In other areas of the country like Birmingham, Louisville, Milwaukee and Washington D.C., Manufactured Housing Institute (MHI) worked with local organizations and governments to design and build modular houses consistent in style with the urban neighborhoods. Being a part of a walkable, family friendly community near your friends and job is absolutely feasible with a manufactured or modular home.
As our world rapidly urbanizes and people migrate to urban areas, a Clayton Built® home remains an affordable way to secure your very own home.
Instead of choosing to rent and finding yourself stuck in an urban apartment that will never be your own, you can find a beautiful, affordable home that you’re proud to call your own.
- Capps, Kriston. "Every Single County in America Is Facing an Affordable Housing Crisis." CityLab. June 18, 2015. Accessed May 12, 2017. http://www.citylab.com/housing/2015/06/every-single-county-in-america-is-facing-an-affordable-housing-crisis/396284/.
- Golding, Edward, and Lourdes Castro Ramirez. HUD Notice: FY 2016 Income Limits. PDF. HUD, March 28, 2016. https://www.huduser.gov/portal/datasets/il/il16/HUD-sec8-FY16.pdf
- S. Urbanization Trends: Investment Implications for Commercial Real Estate. PDF. CBRE Global Investors, January 20, 2015. http://www.cbreglobalinvestors.com/research/publications/Documents/Special%20Reports/US%20Urbanization%20Trends_JAN%202015.pdf
- Leen, Photograph By Sarah. "Urban Threats." Urbanization Effects. May 2017. Accessed May 12, 2017. http://www.nationalgeographic.com/environment/habitats/urban-threats/.

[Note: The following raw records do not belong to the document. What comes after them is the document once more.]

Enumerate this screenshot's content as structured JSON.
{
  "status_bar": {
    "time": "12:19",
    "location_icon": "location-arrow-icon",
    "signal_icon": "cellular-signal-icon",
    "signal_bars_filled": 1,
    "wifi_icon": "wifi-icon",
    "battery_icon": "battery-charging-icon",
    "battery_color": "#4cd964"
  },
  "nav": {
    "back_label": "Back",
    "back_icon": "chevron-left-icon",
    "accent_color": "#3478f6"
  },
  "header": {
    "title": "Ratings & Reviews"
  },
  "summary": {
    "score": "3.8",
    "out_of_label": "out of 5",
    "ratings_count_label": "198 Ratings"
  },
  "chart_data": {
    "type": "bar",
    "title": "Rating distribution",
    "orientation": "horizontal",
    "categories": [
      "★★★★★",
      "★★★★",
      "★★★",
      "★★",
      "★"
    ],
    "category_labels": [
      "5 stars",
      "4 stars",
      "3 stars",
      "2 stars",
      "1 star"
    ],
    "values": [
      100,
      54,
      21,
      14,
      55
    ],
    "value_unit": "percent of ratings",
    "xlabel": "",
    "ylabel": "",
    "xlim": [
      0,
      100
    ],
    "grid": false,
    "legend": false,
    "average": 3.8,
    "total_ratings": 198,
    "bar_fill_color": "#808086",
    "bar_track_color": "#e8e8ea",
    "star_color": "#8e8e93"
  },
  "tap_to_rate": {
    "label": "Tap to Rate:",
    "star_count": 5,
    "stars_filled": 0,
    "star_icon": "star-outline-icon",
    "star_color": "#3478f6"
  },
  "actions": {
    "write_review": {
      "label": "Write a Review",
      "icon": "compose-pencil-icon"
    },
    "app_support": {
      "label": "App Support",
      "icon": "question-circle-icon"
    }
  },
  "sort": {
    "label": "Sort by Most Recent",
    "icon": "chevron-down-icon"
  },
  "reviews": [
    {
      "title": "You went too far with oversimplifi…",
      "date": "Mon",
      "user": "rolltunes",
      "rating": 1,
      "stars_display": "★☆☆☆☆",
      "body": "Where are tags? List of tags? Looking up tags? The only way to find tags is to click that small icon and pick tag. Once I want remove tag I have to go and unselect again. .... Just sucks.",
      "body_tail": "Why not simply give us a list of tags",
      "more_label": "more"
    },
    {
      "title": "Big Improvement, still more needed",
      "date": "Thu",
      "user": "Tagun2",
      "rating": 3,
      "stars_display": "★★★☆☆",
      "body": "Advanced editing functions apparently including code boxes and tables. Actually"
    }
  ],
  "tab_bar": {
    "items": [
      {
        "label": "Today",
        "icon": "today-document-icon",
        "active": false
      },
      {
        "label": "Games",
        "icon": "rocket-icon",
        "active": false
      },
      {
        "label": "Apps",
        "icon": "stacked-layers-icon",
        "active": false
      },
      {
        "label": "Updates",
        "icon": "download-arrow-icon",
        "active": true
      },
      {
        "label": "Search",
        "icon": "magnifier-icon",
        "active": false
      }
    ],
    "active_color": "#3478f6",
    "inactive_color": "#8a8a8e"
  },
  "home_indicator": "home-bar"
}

- Byrne, Thomas, Ellen A. Munley, Jamison D. Fargo, Ann E. Montgomery, and Dennis P. Culhane. "New Perspectives On Community-Level Determinants Of Homelessness." Journal of Urban Affairs35, no. 5 (2012): 607-25. doi:10.1111/j.1467-9906.2012.00643.x.
- Williams, Stockton. "Understanding the Scope of the Housing Shortage in the United States." Urban Land Magazine. October 26, 2016. Accessed May 12, 2017. http://urbanland.uli.org/development-business/housing-shortage-u-s/.
- Dawkins, Casey J., C. Theodore Koebel, Marilyn Cavell, Steve Hullibarger, David B. Hattis, and Howard Weissman. Regulatory Barriers to Manufactured Housing Placement in Urban Communities. PDF. Blacksburg: U.S. Department of Housing and Urban Development, January 2011. https://www.nahb.org/~/media/Sites/NAHB/SupportingFiles/7/reg/RegBarriersManufacturedHousing_20131017030740.ashx?la=en